# Data for this task:
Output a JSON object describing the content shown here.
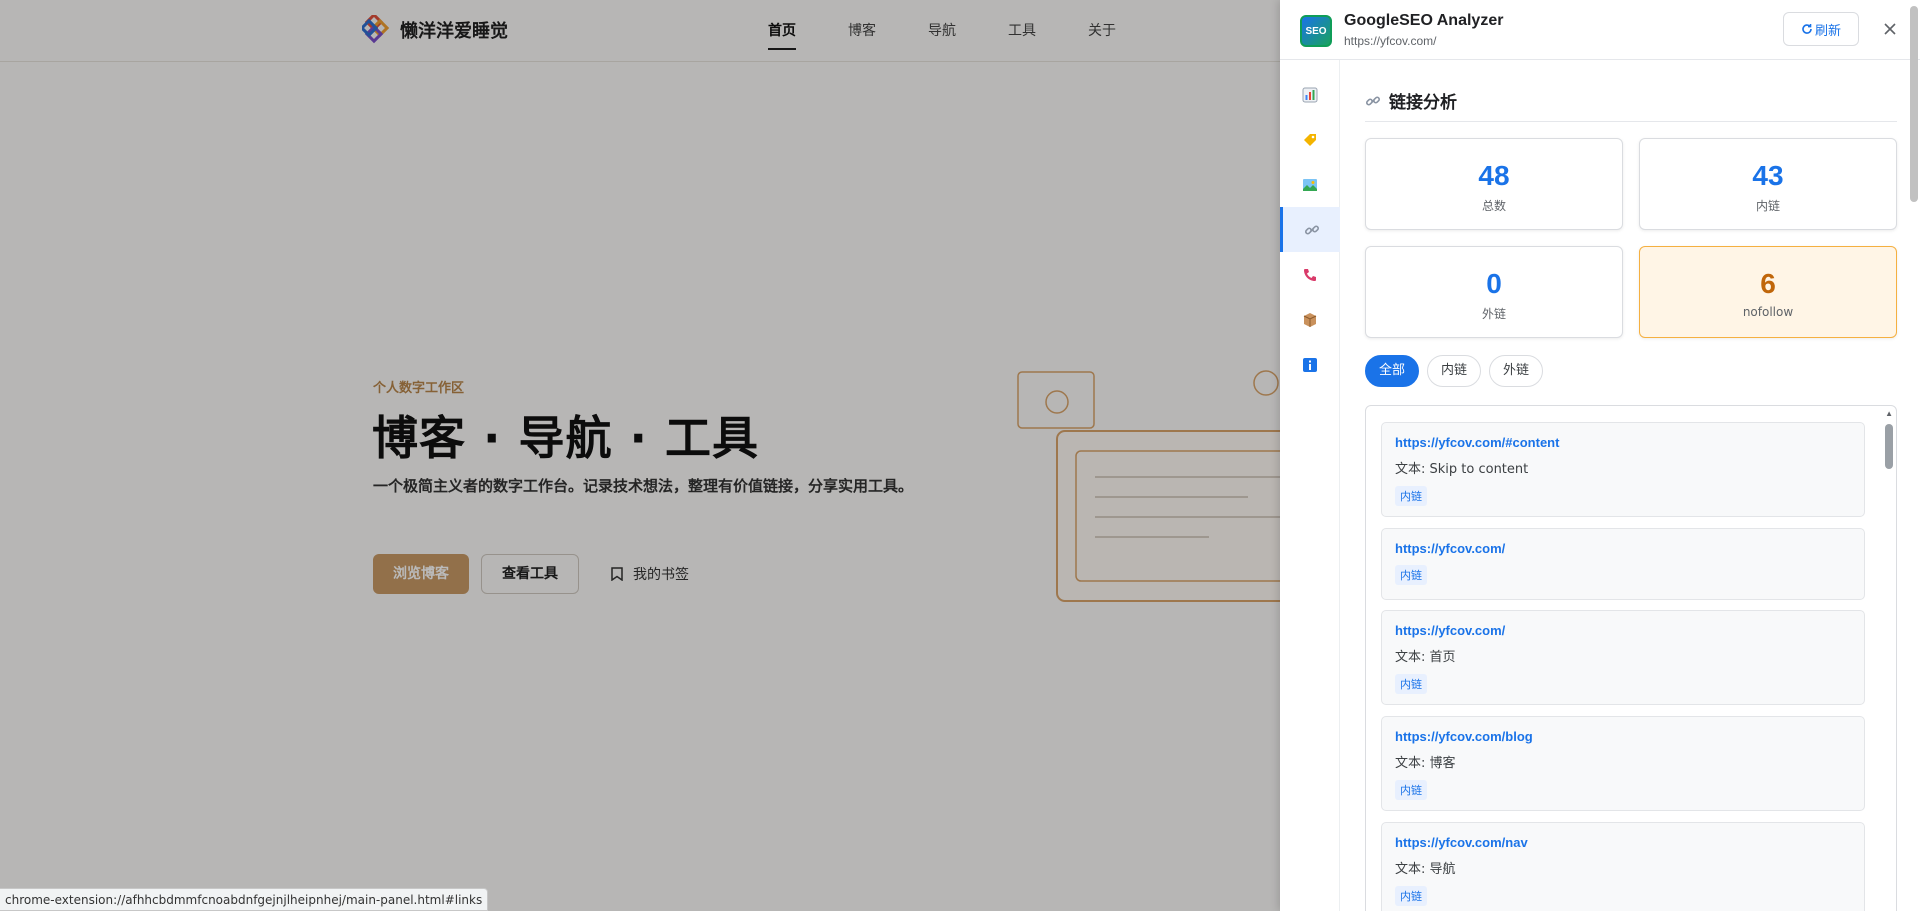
{
  "site": {
    "logo_text": "懒洋洋爱睡觉",
    "nav": [
      "首页",
      "博客",
      "导航",
      "工具",
      "关于"
    ],
    "hero": {
      "kicker": "个人数字工作区",
      "title": "博客 · 导航 · 工具",
      "desc": "一个极简主义者的数字工作台。记录技术想法，整理有价值链接，分享实用工具。",
      "btn_blog": "浏览博客",
      "btn_tools": "查看工具",
      "btn_bookmarks": "我的书签"
    }
  },
  "statusbar": {
    "url": "chrome-extension://afhhcbdmmfcnoabdnfgejnjlheipnhej/main-panel.html#links"
  },
  "panel": {
    "logo_text": "SEO",
    "title": "GoogleSEO Analyzer",
    "url": "https://yfcov.com/",
    "refresh_label": "刷新",
    "sidebar_icons": [
      "chart-icon",
      "tag-icon",
      "image-icon",
      "link-icon",
      "phone-icon",
      "package-icon",
      "info-icon"
    ],
    "section_title": "链接分析",
    "stats": [
      {
        "value": "48",
        "label": "总数"
      },
      {
        "value": "43",
        "label": "内链"
      },
      {
        "value": "0",
        "label": "外链"
      },
      {
        "value": "6",
        "label": "nofollow"
      }
    ],
    "tabs": [
      "全部",
      "内链",
      "外链"
    ],
    "links": [
      {
        "url": "https://yfcov.com/#content",
        "text": "文本: Skip to content",
        "badge": "内链"
      },
      {
        "url": "https://yfcov.com/",
        "text": "",
        "badge": "内链"
      },
      {
        "url": "https://yfcov.com/",
        "text": "文本: 首页",
        "badge": "内链"
      },
      {
        "url": "https://yfcov.com/blog",
        "text": "文本: 博客",
        "badge": "内链"
      },
      {
        "url": "https://yfcov.com/nav",
        "text": "文本: 导航",
        "badge": "内链"
      }
    ],
    "colors": {
      "accent": "#1a73e8",
      "warn_bg": "#fff5e6",
      "warn_text": "#c0660a"
    }
  }
}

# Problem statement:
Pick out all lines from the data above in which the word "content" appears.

# Your solution:
Output a JSON object describing the content shown here.
        "url": "https://yfcov.com/#content",
        "text": "文本: Skip to content",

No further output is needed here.